At the Iqaluit Legion, manager John Graham said there was a lot of fast-flowing information to process from the territorial and federal governments, which the Legion’s board would have to review and act on.

“We hear lots of announcements on the television – the government seems committed to providing resources but, I mean, as of this hour we don’t know how to access that yet,” he said. “It’s going to be on the to-do list.”

Not only are 36 full-time and part-time Legion staff affected, but so to are daycares, cadets and other groups that benefit youth and elders which will lose their share of funding from the Legion’s profits, Graham noted.

He acknowledged that the number of patrons at the Legion had dropped substantially over the past few weeks as concern over COVID-19 grew.

Milan Mrdjenovich, owner of the Chartroom sports lounge, couldn’t be reached for comment.
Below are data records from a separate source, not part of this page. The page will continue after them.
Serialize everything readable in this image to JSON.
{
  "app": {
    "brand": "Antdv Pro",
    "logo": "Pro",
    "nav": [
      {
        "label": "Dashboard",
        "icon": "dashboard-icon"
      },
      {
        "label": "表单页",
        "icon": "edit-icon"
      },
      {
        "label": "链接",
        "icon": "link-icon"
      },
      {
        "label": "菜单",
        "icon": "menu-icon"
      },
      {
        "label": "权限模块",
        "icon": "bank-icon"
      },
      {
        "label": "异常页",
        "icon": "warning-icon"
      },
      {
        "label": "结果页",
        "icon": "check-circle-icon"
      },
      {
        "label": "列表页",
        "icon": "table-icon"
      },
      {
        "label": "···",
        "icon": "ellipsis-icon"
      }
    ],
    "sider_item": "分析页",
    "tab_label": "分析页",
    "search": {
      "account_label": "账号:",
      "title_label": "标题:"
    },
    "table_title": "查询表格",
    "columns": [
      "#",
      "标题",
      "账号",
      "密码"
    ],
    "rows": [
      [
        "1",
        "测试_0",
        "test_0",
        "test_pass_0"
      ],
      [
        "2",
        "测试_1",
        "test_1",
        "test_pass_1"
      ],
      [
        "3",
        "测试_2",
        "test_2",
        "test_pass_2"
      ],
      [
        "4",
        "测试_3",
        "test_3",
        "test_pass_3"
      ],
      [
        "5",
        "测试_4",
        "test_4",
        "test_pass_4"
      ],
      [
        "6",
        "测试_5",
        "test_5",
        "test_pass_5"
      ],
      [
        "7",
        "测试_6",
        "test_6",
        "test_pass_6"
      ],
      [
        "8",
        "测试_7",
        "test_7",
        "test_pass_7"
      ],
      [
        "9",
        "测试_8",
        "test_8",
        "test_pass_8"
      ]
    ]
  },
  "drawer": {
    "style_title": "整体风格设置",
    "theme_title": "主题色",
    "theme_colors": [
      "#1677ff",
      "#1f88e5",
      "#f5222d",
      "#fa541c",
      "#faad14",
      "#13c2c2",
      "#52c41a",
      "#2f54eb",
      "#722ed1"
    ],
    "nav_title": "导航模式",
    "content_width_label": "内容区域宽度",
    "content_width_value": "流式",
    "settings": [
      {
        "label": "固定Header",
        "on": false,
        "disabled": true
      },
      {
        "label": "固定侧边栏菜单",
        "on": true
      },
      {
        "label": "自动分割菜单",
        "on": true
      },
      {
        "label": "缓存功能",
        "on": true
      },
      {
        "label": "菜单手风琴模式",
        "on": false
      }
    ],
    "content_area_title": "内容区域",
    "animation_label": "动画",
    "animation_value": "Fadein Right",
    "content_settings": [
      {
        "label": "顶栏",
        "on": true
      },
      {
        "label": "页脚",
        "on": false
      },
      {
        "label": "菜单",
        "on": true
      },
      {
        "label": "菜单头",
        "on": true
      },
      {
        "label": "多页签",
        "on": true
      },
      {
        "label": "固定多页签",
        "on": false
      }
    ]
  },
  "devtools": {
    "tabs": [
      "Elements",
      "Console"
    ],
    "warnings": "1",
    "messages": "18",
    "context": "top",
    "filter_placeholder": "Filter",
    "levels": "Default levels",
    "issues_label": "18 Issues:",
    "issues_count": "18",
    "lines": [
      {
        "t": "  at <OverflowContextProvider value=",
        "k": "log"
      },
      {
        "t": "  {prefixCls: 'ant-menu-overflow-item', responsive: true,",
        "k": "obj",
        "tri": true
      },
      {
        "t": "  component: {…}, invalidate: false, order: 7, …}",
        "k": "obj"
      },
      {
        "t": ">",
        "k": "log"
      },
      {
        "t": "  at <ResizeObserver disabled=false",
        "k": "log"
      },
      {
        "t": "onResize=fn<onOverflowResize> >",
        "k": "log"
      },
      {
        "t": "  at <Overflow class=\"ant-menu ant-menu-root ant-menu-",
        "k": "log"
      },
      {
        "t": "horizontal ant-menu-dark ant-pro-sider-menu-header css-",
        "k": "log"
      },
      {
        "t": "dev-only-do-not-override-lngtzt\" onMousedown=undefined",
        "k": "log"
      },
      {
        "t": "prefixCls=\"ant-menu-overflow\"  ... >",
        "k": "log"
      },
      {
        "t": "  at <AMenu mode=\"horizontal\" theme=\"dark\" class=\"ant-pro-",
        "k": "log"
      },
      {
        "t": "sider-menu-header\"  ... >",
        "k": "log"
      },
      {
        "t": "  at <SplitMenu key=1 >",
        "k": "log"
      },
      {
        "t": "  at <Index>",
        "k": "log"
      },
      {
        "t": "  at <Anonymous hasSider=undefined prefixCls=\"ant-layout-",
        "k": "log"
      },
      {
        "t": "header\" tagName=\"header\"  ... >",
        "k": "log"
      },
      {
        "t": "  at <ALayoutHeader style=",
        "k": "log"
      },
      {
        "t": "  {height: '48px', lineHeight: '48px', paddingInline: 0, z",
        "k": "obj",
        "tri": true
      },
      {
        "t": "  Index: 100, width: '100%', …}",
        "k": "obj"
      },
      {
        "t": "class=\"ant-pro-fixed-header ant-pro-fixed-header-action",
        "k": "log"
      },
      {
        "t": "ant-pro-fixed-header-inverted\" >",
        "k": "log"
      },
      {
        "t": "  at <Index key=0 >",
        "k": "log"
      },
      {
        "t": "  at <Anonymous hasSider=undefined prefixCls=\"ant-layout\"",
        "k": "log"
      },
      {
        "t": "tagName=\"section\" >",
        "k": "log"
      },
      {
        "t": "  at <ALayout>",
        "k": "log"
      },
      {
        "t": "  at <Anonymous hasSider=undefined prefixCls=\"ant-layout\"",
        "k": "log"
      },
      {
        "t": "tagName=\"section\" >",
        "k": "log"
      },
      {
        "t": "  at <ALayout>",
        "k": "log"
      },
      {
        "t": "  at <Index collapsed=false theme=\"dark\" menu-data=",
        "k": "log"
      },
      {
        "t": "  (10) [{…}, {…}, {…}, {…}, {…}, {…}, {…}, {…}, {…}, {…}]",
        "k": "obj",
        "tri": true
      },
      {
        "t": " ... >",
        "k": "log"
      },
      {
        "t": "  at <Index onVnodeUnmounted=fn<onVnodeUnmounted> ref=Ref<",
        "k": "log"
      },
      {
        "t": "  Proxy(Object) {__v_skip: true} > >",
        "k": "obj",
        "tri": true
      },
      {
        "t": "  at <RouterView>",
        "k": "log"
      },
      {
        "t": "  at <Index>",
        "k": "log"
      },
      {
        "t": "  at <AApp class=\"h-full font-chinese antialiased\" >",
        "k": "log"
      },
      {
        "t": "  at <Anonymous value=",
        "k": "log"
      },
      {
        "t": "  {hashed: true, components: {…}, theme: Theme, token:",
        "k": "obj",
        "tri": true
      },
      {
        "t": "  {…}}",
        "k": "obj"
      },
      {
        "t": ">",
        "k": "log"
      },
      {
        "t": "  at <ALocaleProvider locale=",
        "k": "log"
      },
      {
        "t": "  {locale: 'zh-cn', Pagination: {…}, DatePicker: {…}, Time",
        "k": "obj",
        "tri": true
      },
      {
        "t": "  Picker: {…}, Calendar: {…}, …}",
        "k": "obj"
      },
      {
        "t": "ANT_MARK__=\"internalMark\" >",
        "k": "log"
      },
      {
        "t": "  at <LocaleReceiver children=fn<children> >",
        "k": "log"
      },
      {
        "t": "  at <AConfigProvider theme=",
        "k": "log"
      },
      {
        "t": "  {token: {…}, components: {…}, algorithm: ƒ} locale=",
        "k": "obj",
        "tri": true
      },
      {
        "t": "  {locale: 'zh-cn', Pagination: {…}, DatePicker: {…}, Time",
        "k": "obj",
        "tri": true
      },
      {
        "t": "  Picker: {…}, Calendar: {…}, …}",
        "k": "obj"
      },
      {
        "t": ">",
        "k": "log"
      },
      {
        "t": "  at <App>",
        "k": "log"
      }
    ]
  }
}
However, he posted a tweet on March 18 that referenced the pandemic and a March 17 break-in at his Iqaluit business.

“Due to last night’s robbery at the Chartroom, as well as the current situation with the Coronavirus, we have decided to shut the Chartroom down until further notice,” Mrdjenovich wrote on Twitter.

Despite the uncertainty of the moment, Sullivan expressed optimism that this bleak period will pass and a rebound will occur.

“We want our staff to know that, as a company, we’re not going anywhere,” he said. “We’ve been here for 50 years. We will be back and we’ll be stronger than ever.”

Among the $82-billion financial aid package that the federal government announced earlier this week in response to COVID-19 was the extension of the Work Sharing Program to 76 weeks. This program provides employment insurance benefits “to workers who agree to reduce their normal working hour as a result of developments beyond the control of their employers,” according to the Government of Canada.

There’s also a 10 per cent wage subsidy lasting up to three months, up to a maximum of $1,375 per employee and $25,000 per employer.

The Business Development Bank of Canada and Export Development Canada have been given $10 billion in credit targetted at small and medium-sized businesses.

The new Indigenous Community Support Fund consists of $305 million to address immediate needs in Inuit, First Nations and Metis communities.